My favorite moment of the weekend was taking some of the women to visit our older sisters in Lourdes Hall. We started with our oldest sister and never got much farther because she kept us talking for about an hour. I will never forget the all-consuming smile that dominated her face the whole visit. You could see the joy of service radiating from her. And that day she did the greatest service, encouraging women on their spiritual journey and fostering hope. I met God that day.
|Sr. Kelley and I took some retreatants to visit Sr. Paul, our oldest sister.|
Tuesday, May 31, 2016
Well, I am proud to report that finally, I have successfully grown things. And I kind of like it. I now understand what my mother was getting from the soil, sun, and flowers. She got to cultivate life.

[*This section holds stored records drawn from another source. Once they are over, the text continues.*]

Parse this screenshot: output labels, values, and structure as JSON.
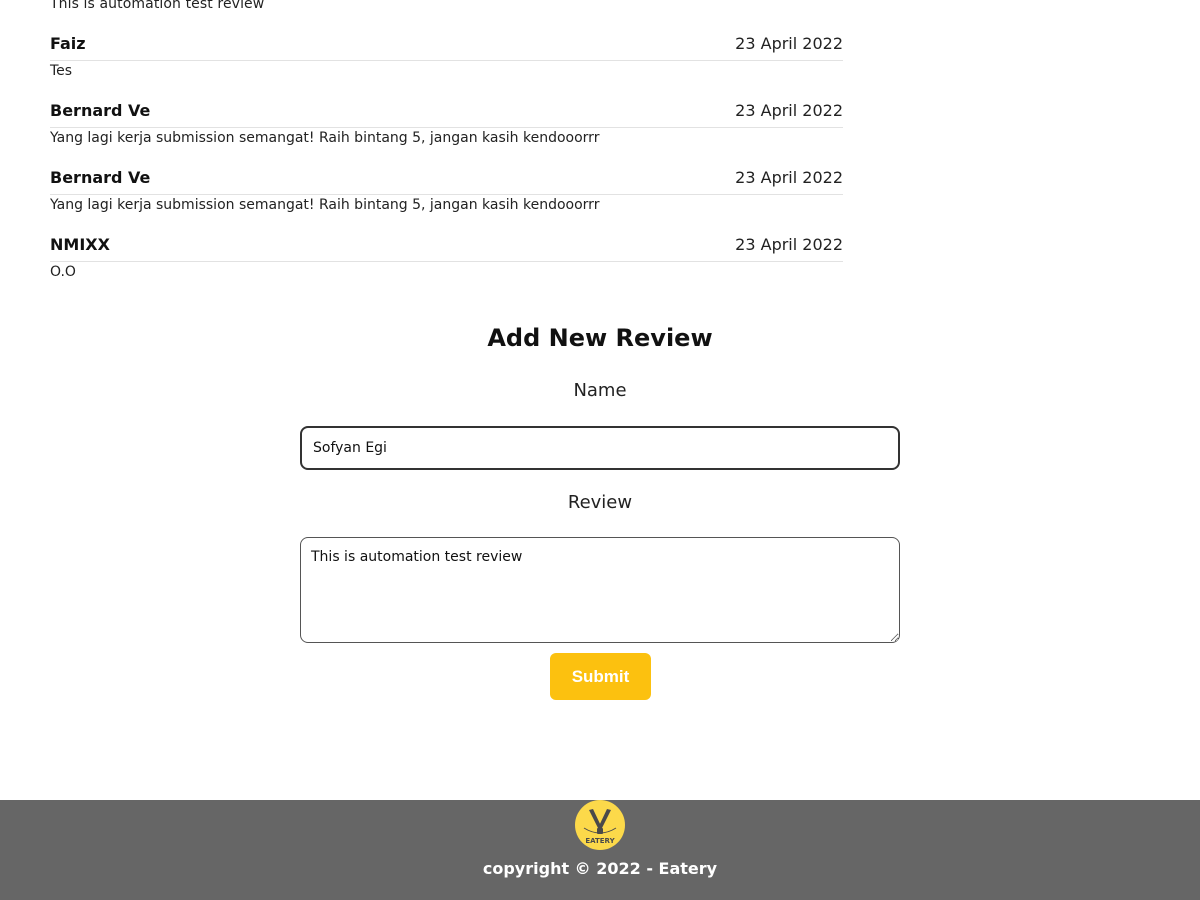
{
  "reviews": {
    "partial_top_text": "This is automation test review",
    "items": [
      {
        "name": "Faiz",
        "date": "23 April 2022",
        "text": "Tes"
      },
      {
        "name": "Bernard Ve",
        "date": "23 April 2022",
        "text": "Yang lagi kerja submission semangat! Raih bintang 5, jangan kasih kendooorrr"
      },
      {
        "name": "Bernard Ve",
        "date": "23 April 2022",
        "text": "Yang lagi kerja submission semangat! Raih bintang 5, jangan kasih kendooorrr"
      },
      {
        "name": "NMIXX",
        "date": "23 April 2022",
        "text": "O.O"
      }
    ]
  },
  "form": {
    "title": "Add New Review",
    "name_label": "Name",
    "name_value": "Sofyan Egi",
    "review_label": "Review",
    "review_value": "This is automation test review",
    "submit_label": "Submit"
  },
  "footer": {
    "logo_text": "EATERY",
    "copyright": "copyright © 2022 - Eatery",
    "logo_color": "#fcd94a",
    "background_color": "#666666"
  }
}
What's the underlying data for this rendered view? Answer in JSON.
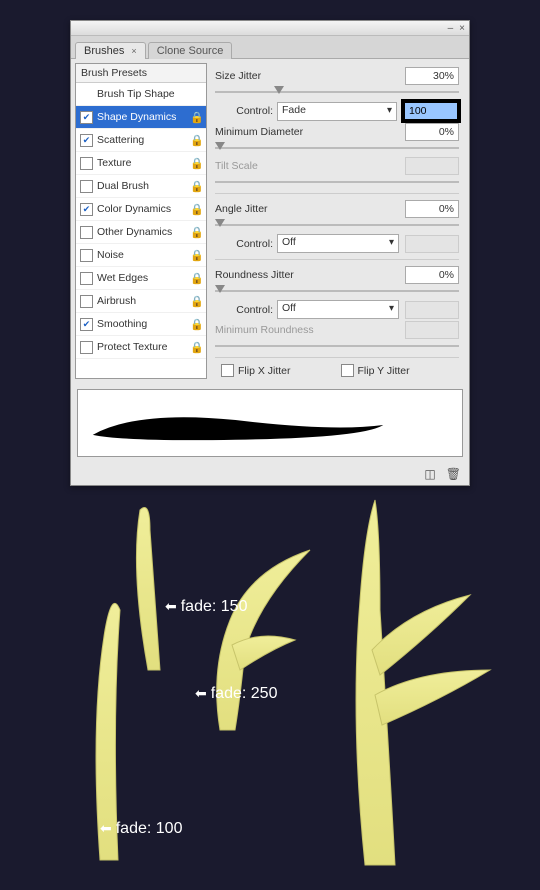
{
  "tabs": {
    "active": "Brushes",
    "inactive": "Clone Source"
  },
  "sidebar": {
    "presets_label": "Brush Presets",
    "items": [
      {
        "label": "Brush Tip Shape",
        "checkbox": false,
        "checked": false,
        "lock": false,
        "selected": false
      },
      {
        "label": "Shape Dynamics",
        "checkbox": true,
        "checked": true,
        "lock": true,
        "selected": true
      },
      {
        "label": "Scattering",
        "checkbox": true,
        "checked": true,
        "lock": true,
        "selected": false
      },
      {
        "label": "Texture",
        "checkbox": true,
        "checked": false,
        "lock": true,
        "selected": false
      },
      {
        "label": "Dual Brush",
        "checkbox": true,
        "checked": false,
        "lock": true,
        "selected": false
      },
      {
        "label": "Color Dynamics",
        "checkbox": true,
        "checked": true,
        "lock": true,
        "selected": false
      },
      {
        "label": "Other Dynamics",
        "checkbox": true,
        "checked": false,
        "lock": true,
        "selected": false
      },
      {
        "label": "Noise",
        "checkbox": true,
        "checked": false,
        "lock": true,
        "selected": false
      },
      {
        "label": "Wet Edges",
        "checkbox": true,
        "checked": false,
        "lock": true,
        "selected": false
      },
      {
        "label": "Airbrush",
        "checkbox": true,
        "checked": false,
        "lock": true,
        "selected": false
      },
      {
        "label": "Smoothing",
        "checkbox": true,
        "checked": true,
        "lock": true,
        "selected": false
      },
      {
        "label": "Protect Texture",
        "checkbox": true,
        "checked": false,
        "lock": true,
        "selected": false
      }
    ]
  },
  "controls": {
    "size_jitter_label": "Size Jitter",
    "size_jitter_value": "30%",
    "control_label": "Control:",
    "size_control_value": "Fade",
    "size_fade_input": "100",
    "min_diameter_label": "Minimum Diameter",
    "min_diameter_value": "0%",
    "tilt_scale_label": "Tilt Scale",
    "angle_jitter_label": "Angle Jitter",
    "angle_jitter_value": "0%",
    "angle_control_value": "Off",
    "roundness_jitter_label": "Roundness Jitter",
    "roundness_jitter_value": "0%",
    "roundness_control_value": "Off",
    "min_roundness_label": "Minimum Roundness",
    "flipx_label": "Flip X Jitter",
    "flipy_label": "Flip Y Jitter"
  },
  "annotations": {
    "a1": "fade: 150",
    "a2": "fade: 250",
    "a3": "fade: 100"
  }
}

Cultivating life has been important to me recently. Prior to this year of prayer, I always had some kind of project to direct my energy towards. Whether it was my research, a school project, or even planning an event for my sorority, each project usually involved some kind of problem solving (let's face it, I'm an engineer, so every project had to solve a problem). But now, my environment has changed. I'm not in school, I'm not a leader in any organizations, and I'm not working. My usual sources of projects and cultivating life are purposely not a part of this stage of my life. So I've turned to other creative endeavors like painting, dancing, and ukulele playing. But none of these physically create life. I've found that growing plants and tending flowers is filling that void for me.
I'm also at an age where friends are marrying and having babies. And there is a desire inside of me to create life too. Since I can't create human life, I am creating plant life and bringing beauty to our yard and home. The flowers give me something to nurture, something to be proud of. I have never spent so much time marveling at the amount of buds on a plant or how fast a shoot has grown. I'm proud and excited to show off the beauty of the flowers or the uniqueness of a new growth to the sisters. In fact, I spent most of memorial day just staring at our hydrangea which were beginning to flower. In the course of the afternoon, I memorized which buds were most open and which part of the plant flowered blue or pink. Spending time with the flowers has become a prayer. Their beauty draws me to quiet and their growth draws me to wonder.
|(a) A taste of my Mom's garden - where it all began, (b/c) the first hydrangea blooms from our backyard - watching life emerge is captivating, (d) Easter flowers in chapel bring beauty to our home.|
Now that I have time to putter in the garden, weeding and watering have become less chores and more loving care for new life. Gardening takes time, more than what it takes to water and weed. Plants speak by how they grow. We, as gardeners, need to listen. A good gardener takes the time to notice the messages flowers send through their petals and leaves. I should know, I watched my mom putter in the garden for 18 years.
Gardening is a chance to cultivate life.
Gardening is a way to care for the earth and for others.
Gardening brings color to our world.
Gardening teaches me to listen and pray.
What desires are stirring in you? How can you cultivate life? What new life is begging to be watered? What are the flowers in your life telling you, through their petals and leaves?